On the art of the possible
What is on a company’s radar versus their reality is often decidedly different. Every day I hear companies express desire for better workflows, auditing capabilities, online transactions, greener footprints. It’s a pity that even small-scale digital projects frequently languish as something to aspire to. Those initial forays into digitization, with their positive outcomes, bravely become the first of many that comprise a broader digital transformation roadmap.
It’s hard not to recognize the value of digital processes both internal and external. Strong business controls let you track, monitor, store, and trigger actions internally. And the more integration among applications, the more economies of scale. Like pulling accurate customer data from an existing CRM record into a formatted document. No replication. No re-keying. No opportunity for error.
As for the customer experience, online on-demand convenience is a direct route to their hearts. Digital tools, and easy access to cloud storage, allow external remote transactions anytime, anywhere, and on virtually any device. It’s not just good for customers; offering flexible channels of engagement keeps your business competitive.
Digital foot-dragging that occurred pre-COVID has proven to be a major handicap. This time of mandatory change for those who adapt stand a good chance of sustaining themselves now and prevailing through the next chapter. Fixed mindsets and red tape are no longer obstacles to getting things done as business executives react to what is necessary – and what is possible – at this historic hour.
On enterprises large and small
Needs and wants. That’s generally the difference between small business and large enterprise in digitization plans. Small operations need it now. Efficiencies that automation brings are a must-have to support modest workforces. Location-agnostic tools that allow always-on access for both employee and customer interactions boost a small company’s ability to compete. Small businesses trying to stay afloat working remotely seek easy-to-adopt solutions.

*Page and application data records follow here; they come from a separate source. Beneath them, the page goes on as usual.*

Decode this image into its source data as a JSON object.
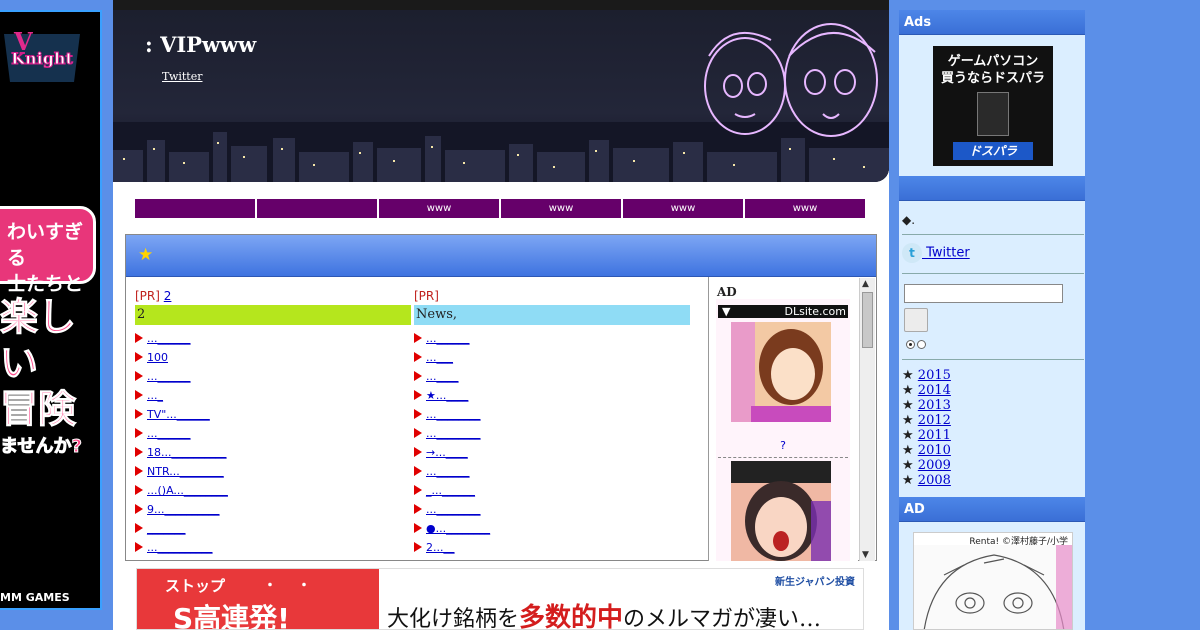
{
  "site": {
    "title": ": VIPwww",
    "twitter_link": "Twitter"
  },
  "nav": {
    "items": [
      "",
      "",
      "www",
      "www",
      "www",
      "www"
    ]
  },
  "content": {
    "left": {
      "pr_prefix": "[PR]",
      "pr_link": "2",
      "category": "2",
      "category_color": "#b5e61d",
      "items": [
        "...______",
        "100",
        "...______",
        "..._",
        "TV\"...______",
        "...______",
        "18...__________",
        "NTR...________",
        "...()A...________",
        "9...__________",
        "_______",
        "...__________"
      ]
    },
    "right": {
      "pr_prefix": "[PR]",
      "pr_link": "",
      "category": "News,",
      "category_color": "#8fdcf5",
      "items": [
        "...______",
        "...___",
        "...____",
        "★...____",
        "...________",
        "...________",
        "→...____",
        "...______",
        "_...______",
        "...________",
        "●...________",
        "2...__"
      ]
    },
    "ad": {
      "label": "AD",
      "bar_arrow": "▼",
      "bar_site": "DLsite.com",
      "caption": "?"
    }
  },
  "bottom_banner": {
    "stop": "ストップ",
    "dots": "・・",
    "big": "S高連発!",
    "brand": "新生ジャパン投資",
    "headline_pre": "大化け銘柄を",
    "headline_highlight": "多数的中",
    "headline_post": "のメルマガが凄い…"
  },
  "left_ad": {
    "pink_line1": "わいすぎる",
    "pink_line2": "士たちと",
    "big_line1": "楽しい",
    "big_line2": "冒険",
    "big_line3": "ませんか?",
    "footer": "MM GAMES"
  },
  "sidebar": {
    "ads_heading": "Ads",
    "dospara_line1": "ゲームパソコン",
    "dospara_line2": "買うならドスパラ",
    "dospara_logo": "ドスパラ",
    "blank_heading": "",
    "diamond_text": "◆.",
    "twitter_text": " Twitter ",
    "twitter_icon": "t",
    "archives": [
      "2015",
      "2014",
      "2013",
      "2012",
      "2011",
      "2010",
      "2009",
      "2008"
    ],
    "archive_bullet": "★",
    "ad_heading": "AD",
    "manga_credit": "Renta! ©澤村藤子/小学"
  },
  "colors": {
    "nav_bg": "#66006a",
    "sidebar_bg": "#dbeeff",
    "heading_blue": "#3e73e0",
    "page_bg": "#5b8fe8"
  }
}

Large-scale businesses think more about long term strategy. There is a courtship of sorts that involves meetings with stakeholders, rallies around features and benefits, huddles with technical staff. Discussions cover the whys, but also dive deep into the hows–specifically, how each application fits into the larger digital picture. Enterprises currently navigating disruptions in daily operations are proceeding more tentatively, so simple, short-term solutions that can later sync with long-term projects are preferable.
CEOs, no matter the size of the company, deliberate over norms vs necessity, seeking immediate solutions that bridge distances and automate operations, but also square with company roadmaps.
On new norms
There’s a new truth that says we might never go back. Digital solutions that are helping businesses function during lockdown, specifically those replacing in-person interactions, are becoming the new norm. Today, that solution may be just a bridge, a stopgap measure, but that very tool will remain integral to how we operate long after we’ve recovered from cabin fever.
COVID-19 has tested the fabric of old standards and changed the business landscape of the future. This is far greater than a single product or solution. It’s about committing to the adoption of digital processes that break down physical distances and eliminate cumbersome, manual transactions. It’s about driving efficiencies in a remote world for competitive advantage.
The time for a digital revolution has never been more urgent – the need for digital transformation never more evident.